TASK ITEM: Your output should be the entries below, exact in every detail.

(Dataset items)
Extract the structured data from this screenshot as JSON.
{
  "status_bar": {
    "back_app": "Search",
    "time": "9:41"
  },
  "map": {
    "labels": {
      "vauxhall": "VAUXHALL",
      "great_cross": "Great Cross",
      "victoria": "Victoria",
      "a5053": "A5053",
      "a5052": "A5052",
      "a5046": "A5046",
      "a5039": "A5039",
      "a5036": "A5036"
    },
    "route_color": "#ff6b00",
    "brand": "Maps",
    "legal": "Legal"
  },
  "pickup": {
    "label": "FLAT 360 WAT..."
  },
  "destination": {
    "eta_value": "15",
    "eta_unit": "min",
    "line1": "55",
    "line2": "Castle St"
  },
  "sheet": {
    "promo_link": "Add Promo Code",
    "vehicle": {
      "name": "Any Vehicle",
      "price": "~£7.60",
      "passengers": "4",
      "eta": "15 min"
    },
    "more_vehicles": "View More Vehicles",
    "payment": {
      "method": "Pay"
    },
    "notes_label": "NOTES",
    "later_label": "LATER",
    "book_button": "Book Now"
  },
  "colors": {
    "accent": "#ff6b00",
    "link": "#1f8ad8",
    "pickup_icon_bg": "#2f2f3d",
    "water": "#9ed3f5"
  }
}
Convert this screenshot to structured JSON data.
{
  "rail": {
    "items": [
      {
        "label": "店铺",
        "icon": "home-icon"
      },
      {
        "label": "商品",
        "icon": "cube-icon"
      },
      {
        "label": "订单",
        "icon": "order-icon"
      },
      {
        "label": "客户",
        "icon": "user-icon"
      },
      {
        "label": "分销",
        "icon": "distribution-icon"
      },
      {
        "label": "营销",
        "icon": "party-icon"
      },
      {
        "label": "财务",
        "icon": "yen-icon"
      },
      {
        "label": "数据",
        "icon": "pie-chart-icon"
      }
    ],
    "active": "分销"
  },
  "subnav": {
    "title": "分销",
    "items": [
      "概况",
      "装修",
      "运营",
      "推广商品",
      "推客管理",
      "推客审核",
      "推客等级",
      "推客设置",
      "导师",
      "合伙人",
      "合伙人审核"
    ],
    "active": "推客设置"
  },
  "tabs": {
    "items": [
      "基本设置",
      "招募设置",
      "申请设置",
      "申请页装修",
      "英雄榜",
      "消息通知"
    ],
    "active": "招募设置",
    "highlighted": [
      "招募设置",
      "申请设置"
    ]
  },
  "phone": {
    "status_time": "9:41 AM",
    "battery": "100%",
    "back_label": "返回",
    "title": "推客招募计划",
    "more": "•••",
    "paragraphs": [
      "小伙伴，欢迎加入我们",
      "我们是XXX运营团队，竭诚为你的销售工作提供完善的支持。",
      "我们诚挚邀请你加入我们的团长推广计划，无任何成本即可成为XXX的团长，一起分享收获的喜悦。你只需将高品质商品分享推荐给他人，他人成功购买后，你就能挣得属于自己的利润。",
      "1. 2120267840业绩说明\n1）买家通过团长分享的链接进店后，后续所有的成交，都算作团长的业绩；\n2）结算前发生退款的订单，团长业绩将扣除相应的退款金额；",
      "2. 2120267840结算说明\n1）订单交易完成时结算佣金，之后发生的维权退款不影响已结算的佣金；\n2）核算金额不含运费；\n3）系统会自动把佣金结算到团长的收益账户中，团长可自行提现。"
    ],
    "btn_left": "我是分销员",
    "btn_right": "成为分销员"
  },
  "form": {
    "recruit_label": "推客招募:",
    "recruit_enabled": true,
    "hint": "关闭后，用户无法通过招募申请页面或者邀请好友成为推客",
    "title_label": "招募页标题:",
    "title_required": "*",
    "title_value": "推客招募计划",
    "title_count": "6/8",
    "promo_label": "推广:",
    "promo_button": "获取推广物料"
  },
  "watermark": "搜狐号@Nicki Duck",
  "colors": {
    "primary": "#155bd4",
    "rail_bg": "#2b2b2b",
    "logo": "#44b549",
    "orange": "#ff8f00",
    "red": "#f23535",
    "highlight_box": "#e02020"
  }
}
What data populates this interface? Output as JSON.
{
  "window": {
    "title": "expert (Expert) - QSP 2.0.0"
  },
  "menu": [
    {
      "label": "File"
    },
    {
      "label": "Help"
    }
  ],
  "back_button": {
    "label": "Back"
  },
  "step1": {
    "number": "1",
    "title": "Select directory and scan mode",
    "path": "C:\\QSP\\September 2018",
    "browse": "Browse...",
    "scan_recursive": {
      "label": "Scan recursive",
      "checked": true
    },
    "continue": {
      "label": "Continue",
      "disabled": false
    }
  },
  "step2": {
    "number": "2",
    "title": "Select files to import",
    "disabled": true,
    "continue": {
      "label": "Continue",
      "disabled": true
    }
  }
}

RESULT:
Extract the structured data from this screenshot as JSON.
{
  "status_bar": {
    "back_app": "Search",
    "time": "9:41"
  },
  "map": {
    "labels": {
      "vauxhall": "VAUXHALL",
      "great_cross": "Great Cross",
      "victoria": "Victoria",
      "a5053": "A5053",
      "a5052": "A5052",
      "a5046": "A5046",
      "a5039": "A5039",
      "a5036": "A5036"
    },
    "route_color": "#ff6b00",
    "brand": "Maps",
    "legal": "Legal"
  },
  "pickup": {
    "label": "FLAT 360 WAT..."
  },
  "destination": {
    "eta_value": "15",
    "eta_unit": "min",
    "line1": "55",
    "line2": "Castle St"
  },
  "sheet": {
    "promo_link": "Add Promo Code",
    "vehicle": {
      "name": "Any Vehicle",
      "price": "~£7.60",
      "passengers": "4",
      "eta": "15 min"
    },
    "more_vehicles": "View More Vehicles",
    "payment": {
      "method": "Pay"
    },
    "notes_label": "NOTES",
    "later_label": "LATER",
    "book_button": "Book Now"
  },
  "colors": {
    "accent": "#ff6b00",
    "link": "#1f8ad8",
    "pickup_icon_bg": "#2f2f3d",
    "water": "#9ed3f5"
  }
}
Convert this screenshot to structured JSON data.
{
  "rail": {
    "items": [
      {
        "label": "店铺",
        "icon": "home-icon"
      },
      {
        "label": "商品",
        "icon": "cube-icon"
      },
      {
        "label": "订单",
        "icon": "order-icon"
      },
      {
        "label": "客户",
        "icon": "user-icon"
      },
      {
        "label": "分销",
        "icon": "distribution-icon"
      },
      {
        "label": "营销",
        "icon": "party-icon"
      },
      {
        "label": "财务",
        "icon": "yen-icon"
      },
      {
        "label": "数据",
        "icon": "pie-chart-icon"
      }
    ],
    "active": "分销"
  },
  "subnav": {
    "title": "分销",
    "items": [
      "概况",
      "装修",
      "运营",
      "推广商品",
      "推客管理",
      "推客审核",
      "推客等级",
      "推客设置",
      "导师",
      "合伙人",
      "合伙人审核"
    ],
    "active": "推客设置"
  },
  "tabs": {
    "items": [
      "基本设置",
      "招募设置",
      "申请设置",
      "申请页装修",
      "英雄榜",
      "消息通知"
    ],
    "active": "招募设置",
    "highlighted": [
      "招募设置",
      "申请设置"
    ]
  },
  "phone": {
    "status_time": "9:41 AM",
    "battery": "100%",
    "back_label": "返回",
    "title": "推客招募计划",
    "more": "•••",
    "paragraphs": [
      "小伙伴，欢迎加入我们",
      "我们是XXX运营团队，竭诚为你的销售工作提供完善的支持。",
      "我们诚挚邀请你加入我们的团长推广计划，无任何成本即可成为XXX的团长，一起分享收获的喜悦。你只需将高品质商品分享推荐给他人，他人成功购买后，你就能挣得属于自己的利润。",
      "1. 2120267840业绩说明\n1）买家通过团长分享的链接进店后，后续所有的成交，都算作团长的业绩；\n2）结算前发生退款的订单，团长业绩将扣除相应的退款金额；",
      "2. 2120267840结算说明\n1）订单交易完成时结算佣金，之后发生的维权退款不影响已结算的佣金；\n2）核算金额不含运费；\n3）系统会自动把佣金结算到团长的收益账户中，团长可自行提现。"
    ],
    "btn_left": "我是分销员",
    "btn_right": "成为分销员"
  },
  "form": {
    "recruit_label": "推客招募:",
    "recruit_enabled": true,
    "hint": "关闭后，用户无法通过招募申请页面或者邀请好友成为推客",
    "title_label": "招募页标题:",
    "title_required": "*",
    "title_value": "推客招募计划",
    "title_count": "6/8",
    "promo_label": "推广:",
    "promo_button": "获取推广物料"
  },
  "watermark": "搜狐号@Nicki Duck",
  "colors": {
    "primary": "#155bd4",
    "rail_bg": "#2b2b2b",
    "logo": "#44b549",
    "orange": "#ff8f00",
    "red": "#f23535",
    "highlight_box": "#e02020"
  }
}
What data populates this interface? Output as JSON.
{
  "window": {
    "title": "expert (Expert) - QSP 2.0.0"
  },
  "menu": [
    {
      "label": "File"
    },
    {
      "label": "Help"
    }
  ],
  "back_button": {
    "label": "Back"
  },
  "step1": {
    "number": "1",
    "title": "Select directory and scan mode",
    "path": "C:\\QSP\\September 2018",
    "browse": "Browse...",
    "scan_recursive": {
      "label": "Scan recursive",
      "checked": true
    },
    "continue": {
      "label": "Continue",
      "disabled": false
    }
  },
  "step2": {
    "number": "2",
    "title": "Select files to import",
    "disabled": true,
    "continue": {
      "label": "Continue",
      "disabled": true
    }
  }
}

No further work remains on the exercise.